--- Task to complete ---
Write out all of the entries below word for word.

(Element data from apps and pages)
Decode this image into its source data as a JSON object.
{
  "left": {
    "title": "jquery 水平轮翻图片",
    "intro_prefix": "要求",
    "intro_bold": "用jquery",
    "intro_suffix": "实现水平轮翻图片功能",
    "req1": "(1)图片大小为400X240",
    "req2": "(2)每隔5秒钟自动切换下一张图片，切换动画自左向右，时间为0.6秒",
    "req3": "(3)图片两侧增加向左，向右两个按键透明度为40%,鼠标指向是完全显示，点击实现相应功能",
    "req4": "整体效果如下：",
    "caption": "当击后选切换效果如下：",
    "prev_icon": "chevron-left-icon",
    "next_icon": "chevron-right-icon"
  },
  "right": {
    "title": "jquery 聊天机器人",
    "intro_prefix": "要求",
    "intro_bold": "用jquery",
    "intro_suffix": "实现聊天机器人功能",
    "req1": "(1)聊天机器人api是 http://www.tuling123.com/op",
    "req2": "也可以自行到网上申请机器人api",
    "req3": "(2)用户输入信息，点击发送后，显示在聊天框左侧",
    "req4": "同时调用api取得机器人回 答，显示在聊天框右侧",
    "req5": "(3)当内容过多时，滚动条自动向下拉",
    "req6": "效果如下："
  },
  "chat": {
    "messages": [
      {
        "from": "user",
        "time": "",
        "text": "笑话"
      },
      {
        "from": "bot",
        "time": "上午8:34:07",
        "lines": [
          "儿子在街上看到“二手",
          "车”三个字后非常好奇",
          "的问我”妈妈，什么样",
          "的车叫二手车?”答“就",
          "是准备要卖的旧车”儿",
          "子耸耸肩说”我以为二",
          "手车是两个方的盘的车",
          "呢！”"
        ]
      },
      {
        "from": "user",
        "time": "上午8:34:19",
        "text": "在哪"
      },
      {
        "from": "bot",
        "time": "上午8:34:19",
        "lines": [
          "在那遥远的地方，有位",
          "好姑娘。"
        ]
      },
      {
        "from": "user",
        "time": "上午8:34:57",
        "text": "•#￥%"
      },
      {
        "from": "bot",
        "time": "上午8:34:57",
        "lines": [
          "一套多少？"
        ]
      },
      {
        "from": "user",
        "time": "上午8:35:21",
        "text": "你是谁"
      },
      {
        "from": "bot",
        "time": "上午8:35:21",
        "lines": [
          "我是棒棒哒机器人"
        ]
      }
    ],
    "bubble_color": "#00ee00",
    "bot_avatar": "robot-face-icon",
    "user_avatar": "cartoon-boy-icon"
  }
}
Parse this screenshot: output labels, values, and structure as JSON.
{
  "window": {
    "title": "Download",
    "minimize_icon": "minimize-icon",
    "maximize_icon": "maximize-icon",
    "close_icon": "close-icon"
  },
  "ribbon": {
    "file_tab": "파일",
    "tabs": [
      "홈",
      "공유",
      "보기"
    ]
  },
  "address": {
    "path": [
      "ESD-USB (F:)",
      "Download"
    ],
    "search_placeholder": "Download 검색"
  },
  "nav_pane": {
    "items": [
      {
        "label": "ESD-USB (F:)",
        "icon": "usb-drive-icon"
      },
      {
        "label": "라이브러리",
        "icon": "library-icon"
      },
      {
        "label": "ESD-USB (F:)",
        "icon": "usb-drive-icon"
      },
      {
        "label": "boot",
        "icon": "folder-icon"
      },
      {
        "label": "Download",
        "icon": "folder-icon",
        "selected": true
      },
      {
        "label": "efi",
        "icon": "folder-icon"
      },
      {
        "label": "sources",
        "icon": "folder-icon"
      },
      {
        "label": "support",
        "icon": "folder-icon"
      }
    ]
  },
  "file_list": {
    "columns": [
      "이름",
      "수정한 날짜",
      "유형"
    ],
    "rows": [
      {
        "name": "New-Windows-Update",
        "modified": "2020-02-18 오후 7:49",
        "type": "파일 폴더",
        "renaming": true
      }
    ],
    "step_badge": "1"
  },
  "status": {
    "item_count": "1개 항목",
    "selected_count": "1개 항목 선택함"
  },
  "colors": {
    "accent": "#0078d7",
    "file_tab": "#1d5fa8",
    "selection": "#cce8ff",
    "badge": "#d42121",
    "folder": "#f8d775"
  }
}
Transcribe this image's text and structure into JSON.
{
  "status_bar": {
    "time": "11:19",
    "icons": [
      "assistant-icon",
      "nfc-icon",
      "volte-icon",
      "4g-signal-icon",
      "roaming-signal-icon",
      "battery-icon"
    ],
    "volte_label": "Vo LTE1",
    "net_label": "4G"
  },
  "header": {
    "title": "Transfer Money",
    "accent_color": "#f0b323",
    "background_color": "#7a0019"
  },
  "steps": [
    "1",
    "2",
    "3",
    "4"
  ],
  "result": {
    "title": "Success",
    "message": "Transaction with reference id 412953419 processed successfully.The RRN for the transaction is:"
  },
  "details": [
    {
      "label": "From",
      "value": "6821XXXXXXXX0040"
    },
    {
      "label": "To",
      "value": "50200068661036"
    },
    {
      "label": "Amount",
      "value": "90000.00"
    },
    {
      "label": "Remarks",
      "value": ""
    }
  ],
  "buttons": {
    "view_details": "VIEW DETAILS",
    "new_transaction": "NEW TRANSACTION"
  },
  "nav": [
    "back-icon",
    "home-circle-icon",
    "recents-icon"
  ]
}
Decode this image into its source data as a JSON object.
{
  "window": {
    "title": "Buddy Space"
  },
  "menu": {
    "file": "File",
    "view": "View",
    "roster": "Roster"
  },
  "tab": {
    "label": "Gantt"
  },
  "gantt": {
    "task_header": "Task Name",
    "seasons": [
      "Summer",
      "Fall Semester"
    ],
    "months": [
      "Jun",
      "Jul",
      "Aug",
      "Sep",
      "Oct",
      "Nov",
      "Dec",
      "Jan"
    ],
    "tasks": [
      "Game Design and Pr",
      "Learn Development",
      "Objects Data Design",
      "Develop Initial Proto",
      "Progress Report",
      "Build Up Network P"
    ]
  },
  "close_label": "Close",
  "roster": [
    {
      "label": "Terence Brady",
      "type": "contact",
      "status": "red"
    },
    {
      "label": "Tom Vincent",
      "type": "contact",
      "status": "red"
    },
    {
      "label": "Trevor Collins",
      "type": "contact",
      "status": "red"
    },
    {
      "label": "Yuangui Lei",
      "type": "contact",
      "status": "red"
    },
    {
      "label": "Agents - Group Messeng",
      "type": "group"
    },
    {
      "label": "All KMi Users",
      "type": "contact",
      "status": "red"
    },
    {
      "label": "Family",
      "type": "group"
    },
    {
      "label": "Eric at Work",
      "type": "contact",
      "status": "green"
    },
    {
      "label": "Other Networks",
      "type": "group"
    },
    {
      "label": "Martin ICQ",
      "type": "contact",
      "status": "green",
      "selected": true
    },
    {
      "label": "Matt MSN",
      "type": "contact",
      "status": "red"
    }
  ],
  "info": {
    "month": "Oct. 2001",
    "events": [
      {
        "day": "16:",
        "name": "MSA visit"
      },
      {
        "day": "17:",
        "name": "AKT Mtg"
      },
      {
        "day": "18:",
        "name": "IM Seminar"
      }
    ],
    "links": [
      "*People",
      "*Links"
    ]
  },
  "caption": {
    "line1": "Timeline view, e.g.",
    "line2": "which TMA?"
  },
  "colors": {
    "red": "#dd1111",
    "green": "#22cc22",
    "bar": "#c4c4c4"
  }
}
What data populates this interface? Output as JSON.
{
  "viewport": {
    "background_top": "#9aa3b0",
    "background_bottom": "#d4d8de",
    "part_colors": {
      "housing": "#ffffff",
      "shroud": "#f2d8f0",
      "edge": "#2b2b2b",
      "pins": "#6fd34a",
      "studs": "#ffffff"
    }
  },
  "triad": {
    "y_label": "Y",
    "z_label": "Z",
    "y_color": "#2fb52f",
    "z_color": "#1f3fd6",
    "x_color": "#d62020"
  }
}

--- Exercise result ---
Decode this image into its source data as a JSON object.
{
  "left": {
    "title": "jquery 水平轮翻图片",
    "intro_prefix": "要求",
    "intro_bold": "用jquery",
    "intro_suffix": "实现水平轮翻图片功能",
    "req1": "(1)图片大小为400X240",
    "req2": "(2)每隔5秒钟自动切换下一张图片，切换动画自左向右，时间为0.6秒",
    "req3": "(3)图片两侧增加向左，向右两个按键透明度为40%,鼠标指向是完全显示，点击实现相应功能",
    "req4": "整体效果如下：",
    "caption": "当击后选切换效果如下：",
    "prev_icon": "chevron-left-icon",
    "next_icon": "chevron-right-icon"
  },
  "right": {
    "title": "jquery 聊天机器人",
    "intro_prefix": "要求",
    "intro_bold": "用jquery",
    "intro_suffix": "实现聊天机器人功能",
    "req1": "(1)聊天机器人api是 http://www.tuling123.com/op",
    "req2": "也可以自行到网上申请机器人api",
    "req3": "(2)用户输入信息，点击发送后，显示在聊天框左侧",
    "req4": "同时调用api取得机器人回 答，显示在聊天框右侧",
    "req5": "(3)当内容过多时，滚动条自动向下拉",
    "req6": "效果如下："
  },
  "chat": {
    "messages": [
      {
        "from": "user",
        "time": "",
        "text": "笑话"
      },
      {
        "from": "bot",
        "time": "上午8:34:07",
        "lines": [
          "儿子在街上看到“二手",
          "车”三个字后非常好奇",
          "的问我”妈妈，什么样",
          "的车叫二手车?”答“就",
          "是准备要卖的旧车”儿",
          "子耸耸肩说”我以为二",
          "手车是两个方的盘的车",
          "呢！”"
        ]
      },
      {
        "from": "user",
        "time": "上午8:34:19",
        "text": "在哪"
      },
      {
        "from": "bot",
        "time": "上午8:34:19",
        "lines": [
          "在那遥远的地方，有位",
          "好姑娘。"
        ]
      },
      {
        "from": "user",
        "time": "上午8:34:57",
        "text": "•#￥%"
      },
      {
        "from": "bot",
        "time": "上午8:34:57",
        "lines": [
          "一套多少？"
        ]
      },
      {
        "from": "user",
        "time": "上午8:35:21",
        "text": "你是谁"
      },
      {
        "from": "bot",
        "time": "上午8:35:21",
        "lines": [
          "我是棒棒哒机器人"
        ]
      }
    ],
    "bubble_color": "#00ee00",
    "bot_avatar": "robot-face-icon",
    "user_avatar": "cartoon-boy-icon"
  }
}
Parse this screenshot: output labels, values, and structure as JSON.
{
  "window": {
    "title": "Download",
    "minimize_icon": "minimize-icon",
    "maximize_icon": "maximize-icon",
    "close_icon": "close-icon"
  },
  "ribbon": {
    "file_tab": "파일",
    "tabs": [
      "홈",
      "공유",
      "보기"
    ]
  },
  "address": {
    "path": [
      "ESD-USB (F:)",
      "Download"
    ],
    "search_placeholder": "Download 검색"
  },
  "nav_pane": {
    "items": [
      {
        "label": "ESD-USB (F:)",
        "icon": "usb-drive-icon"
      },
      {
        "label": "라이브러리",
        "icon": "library-icon"
      },
      {
        "label": "ESD-USB (F:)",
        "icon": "usb-drive-icon"
      },
      {
        "label": "boot",
        "icon": "folder-icon"
      },
      {
        "label": "Download",
        "icon": "folder-icon",
        "selected": true
      },
      {
        "label": "efi",
        "icon": "folder-icon"
      },
      {
        "label": "sources",
        "icon": "folder-icon"
      },
      {
        "label": "support",
        "icon": "folder-icon"
      }
    ]
  },
  "file_list": {
    "columns": [
      "이름",
      "수정한 날짜",
      "유형"
    ],
    "rows": [
      {
        "name": "New-Windows-Update",
        "modified": "2020-02-18 오후 7:49",
        "type": "파일 폴더",
        "renaming": true
      }
    ],
    "step_badge": "1"
  },
  "status": {
    "item_count": "1개 항목",
    "selected_count": "1개 항목 선택함"
  },
  "colors": {
    "accent": "#0078d7",
    "file_tab": "#1d5fa8",
    "selection": "#cce8ff",
    "badge": "#d42121",
    "folder": "#f8d775"
  }
}
Transcribe this image's text and structure into JSON.
{
  "status_bar": {
    "time": "11:19",
    "icons": [
      "assistant-icon",
      "nfc-icon",
      "volte-icon",
      "4g-signal-icon",
      "roaming-signal-icon",
      "battery-icon"
    ],
    "volte_label": "Vo LTE1",
    "net_label": "4G"
  },
  "header": {
    "title": "Transfer Money",
    "accent_color": "#f0b323",
    "background_color": "#7a0019"
  },
  "steps": [
    "1",
    "2",
    "3",
    "4"
  ],
  "result": {
    "title": "Success",
    "message": "Transaction with reference id 412953419 processed successfully.The RRN for the transaction is:"
  },
  "details": [
    {
      "label": "From",
      "value": "6821XXXXXXXX0040"
    },
    {
      "label": "To",
      "value": "50200068661036"
    },
    {
      "label": "Amount",
      "value": "90000.00"
    },
    {
      "label": "Remarks",
      "value": ""
    }
  ],
  "buttons": {
    "view_details": "VIEW DETAILS",
    "new_transaction": "NEW TRANSACTION"
  },
  "nav": [
    "back-icon",
    "home-circle-icon",
    "recents-icon"
  ]
}
Decode this image into its source data as a JSON object.
{
  "window": {
    "title": "Buddy Space"
  },
  "menu": {
    "file": "File",
    "view": "View",
    "roster": "Roster"
  },
  "tab": {
    "label": "Gantt"
  },
  "gantt": {
    "task_header": "Task Name",
    "seasons": [
      "Summer",
      "Fall Semester"
    ],
    "months": [
      "Jun",
      "Jul",
      "Aug",
      "Sep",
      "Oct",
      "Nov",
      "Dec",
      "Jan"
    ],
    "tasks": [
      "Game Design and Pr",
      "Learn Development",
      "Objects Data Design",
      "Develop Initial Proto",
      "Progress Report",
      "Build Up Network P"
    ]
  },
  "close_label": "Close",
  "roster": [
    {
      "label": "Terence Brady",
      "type": "contact",
      "status": "red"
    },
    {
      "label": "Tom Vincent",
      "type": "contact",
      "status": "red"
    },
    {
      "label": "Trevor Collins",
      "type": "contact",
      "status": "red"
    },
    {
      "label": "Yuangui Lei",
      "type": "contact",
      "status": "red"
    },
    {
      "label": "Agents - Group Messeng",
      "type": "group"
    },
    {
      "label": "All KMi Users",
      "type": "contact",
      "status": "red"
    },
    {
      "label": "Family",
      "type": "group"
    },
    {
      "label": "Eric at Work",
      "type": "contact",
      "status": "green"
    },
    {
      "label": "Other Networks",
      "type": "group"
    },
    {
      "label": "Martin ICQ",
      "type": "contact",
      "status": "green",
      "selected": true
    },
    {
      "label": "Matt MSN",
      "type": "contact",
      "status": "red"
    }
  ],
  "info": {
    "month": "Oct. 2001",
    "events": [
      {
        "day": "16:",
        "name": "MSA visit"
      },
      {
        "day": "17:",
        "name": "AKT Mtg"
      },
      {
        "day": "18:",
        "name": "IM Seminar"
      }
    ],
    "links": [
      "*People",
      "*Links"
    ]
  },
  "caption": {
    "line1": "Timeline view, e.g.",
    "line2": "which TMA?"
  },
  "colors": {
    "red": "#dd1111",
    "green": "#22cc22",
    "bar": "#c4c4c4"
  }
}
What data populates this interface? Output as JSON.
{
  "viewport": {
    "background_top": "#9aa3b0",
    "background_bottom": "#d4d8de",
    "part_colors": {
      "housing": "#ffffff",
      "shroud": "#f2d8f0",
      "edge": "#2b2b2b",
      "pins": "#6fd34a",
      "studs": "#ffffff"
    }
  },
  "triad": {
    "y_label": "Y",
    "z_label": "Z",
    "y_color": "#2fb52f",
    "z_color": "#1f3fd6",
    "x_color": "#d62020"
  }
}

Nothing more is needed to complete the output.